Bleach is a part of a larger tradition of shonen manga and anime, a genre typically geared towards young and teen boys. These shows often feature a lot of action and adventure, as well as “coming of age” stories catered to its audience. Bleach centers on Ichigo Kurosaki, a young man who obtains the powers of a Soul Reaper and is tasked with guarding the world of the living as well as act as a Grim Reaper for the souls of the dead. Filled with fast-paced action and interesting characters, Bleach is perfect for fans of the action-adventure genre. The Bleach manga is still in production today, but the original anime run from 2004-2012 ended with an impressive 366 episodes.
After Dragon Ball Z, Naruto was the first huge anime hit for the US. Following the adventures of a young ninja wanting to become the next Hokage, Naruto also belongs to the popular Shonen genre. Naruto: Shippuden acts as the sequel to the original Naruto, depicting the titular character as a young adult. Although new episodes are coming out, at the time of this article, Naruto: Shippuden sits as 446 episodes. Believe it!
Some part of me feels like One Piece will never actually end. With the first episode airing in 1999, One Piece now sits at 732 episodes and has no end in sight. One Piece follows the adventures of Monkey D. Luffy, a man who accidentally ate a fruit that gave him the power of elasticity at the cost of his ability to swim. Despite this flaw, he captains a band of pirates in search of the legendary item known only as the “One Piece” so as to become the next Pirate King. The anime follows the manga, which is still in production, so you can expect more One Piece for quite some time, albeit with a ton of filler as well.

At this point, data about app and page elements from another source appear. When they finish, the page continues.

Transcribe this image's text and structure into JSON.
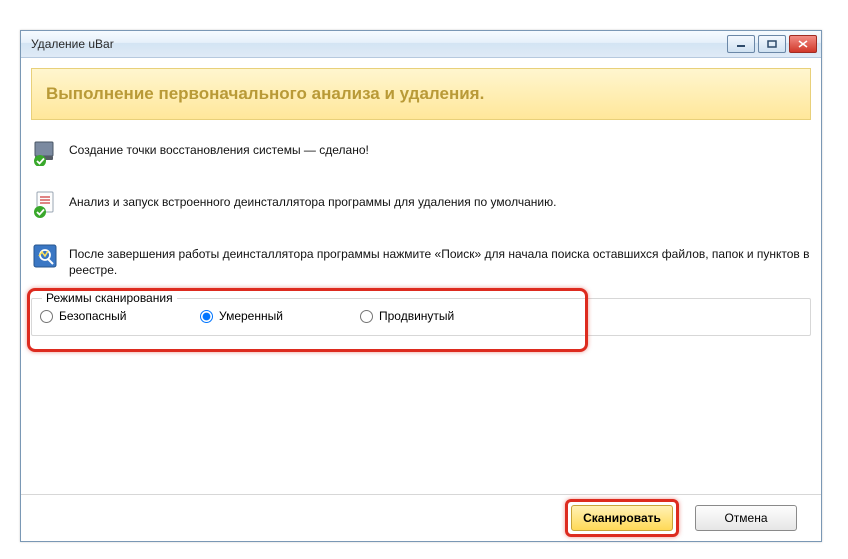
{
  "window": {
    "title": "Удаление uBar"
  },
  "banner": {
    "title": "Выполнение первоначального анализа и удаления."
  },
  "steps": {
    "restore": "Создание точки восстановления системы — сделано!",
    "uninstaller": "Анализ и запуск встроенного деинсталлятора программы для удаления по умолчанию.",
    "search": "После завершения работы деинсталлятора программы нажмите «Поиск» для начала поиска оставшихся файлов, папок и пунктов в реестре."
  },
  "scan_modes": {
    "legend": "Режимы сканирования",
    "options": {
      "safe": "Безопасный",
      "moderate": "Умеренный",
      "advanced": "Продвинутый"
    },
    "selected": "moderate"
  },
  "buttons": {
    "scan": "Сканировать",
    "cancel": "Отмена"
  },
  "icons": {
    "minimize": "minimize-icon",
    "maximize": "maximize-icon",
    "close": "close-icon",
    "restore_point": "server-check-icon",
    "uninstaller": "document-check-icon",
    "search": "tool-search-icon"
  }
}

Case Closed (Detective Conan in Japan) is a series about Detective Jimmy Kudo, who is transformed into a kid during one of his investigations. Throughout these cases, Jimmy not only has to solve the mystery, he must also struggle with being taken seriously due to his appearance as a child. Currently standing at 803 episodes (and growing), Case Closed may very well break the 1,000 mark, which is understandable considering it began airing in 1996. If you’re waiting patiently on the next season of Sherlock, Case Closed could be that mystery fix you need, and trust us, there is plenty of it.

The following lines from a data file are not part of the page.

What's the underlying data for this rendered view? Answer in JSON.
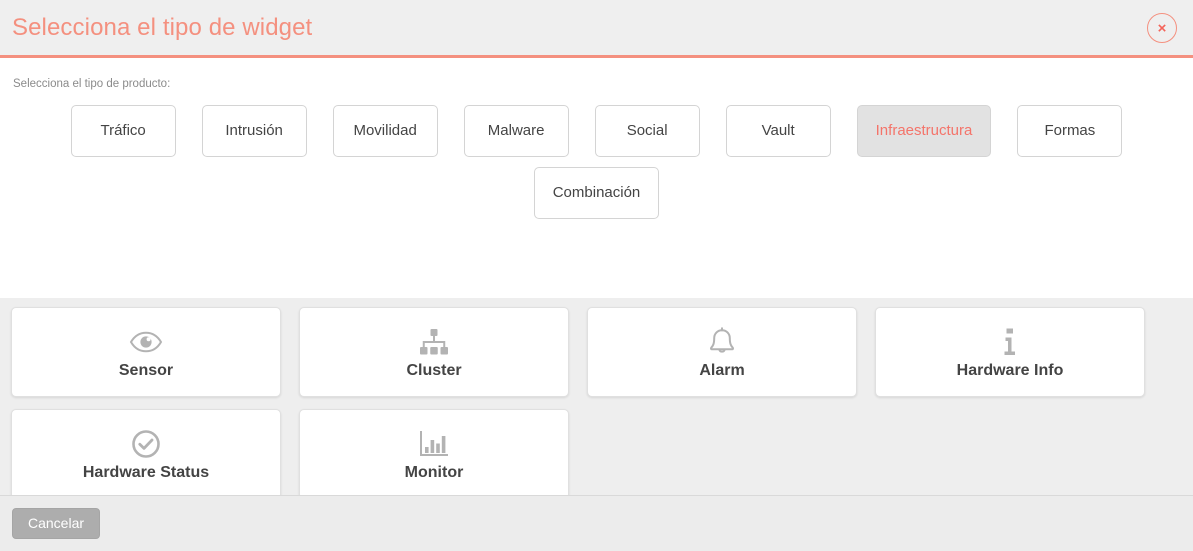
{
  "header": {
    "title": "Selecciona el tipo de widget",
    "close_label": "×",
    "accent_color": "#f4907f",
    "background_color": "#efefef"
  },
  "body": {
    "product_label": "Selecciona el tipo de producto:",
    "product_rows": [
      [
        {
          "label": "Tráfico",
          "active": false
        },
        {
          "label": "Intrusión",
          "active": false
        },
        {
          "label": "Movilidad",
          "active": false
        },
        {
          "label": "Malware",
          "active": false
        },
        {
          "label": "Social",
          "active": false
        },
        {
          "label": "Vault",
          "active": false
        },
        {
          "label": "Infraestructura",
          "active": true
        },
        {
          "label": "Formas",
          "active": false
        }
      ],
      [
        {
          "label": "Combinación",
          "active": false
        }
      ]
    ],
    "active_product": "Infraestructura",
    "active_text_color": "#f4746a",
    "active_background_color": "#e2e2e2"
  },
  "widgets": {
    "rows": [
      [
        {
          "label": "Sensor",
          "icon": "eye-icon"
        },
        {
          "label": "Cluster",
          "icon": "sitemap-icon"
        },
        {
          "label": "Alarm",
          "icon": "bell-icon"
        },
        {
          "label": "Hardware Info",
          "icon": "info-icon"
        }
      ],
      [
        {
          "label": "Hardware Status",
          "icon": "check-circle-icon"
        },
        {
          "label": "Monitor",
          "icon": "bar-chart-icon"
        }
      ]
    ],
    "icon_color": "#b3b3b3",
    "label_color": "#444444"
  },
  "footer": {
    "cancel_label": "Cancelar",
    "cancel_background_color": "#adadad"
  }
}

Sazae-san began as a manga in 1946 and continued to produce material until 1974. In 1969, the series was picked up as an animated show, which still airs a new episode every Sunday. The series follows Sazae, a young Japanese woman that endeavors to be her own person rather than conform to the norm. At first, this was very controversial, as Sazae was a feminist and did not support the traditional patriarchal Japanese household. Sazae San was, and still is, an attempt to demonstrate the modern Japanese household. Despite being very different from the rest of the shows on the list, this anime has remained popular from its inception and currently boasts 7332 episodes, holding the Guinness Book of World Records record for longest animated series. At 7332, I would venture to say that Sazae-san will be holding its title for quite some time.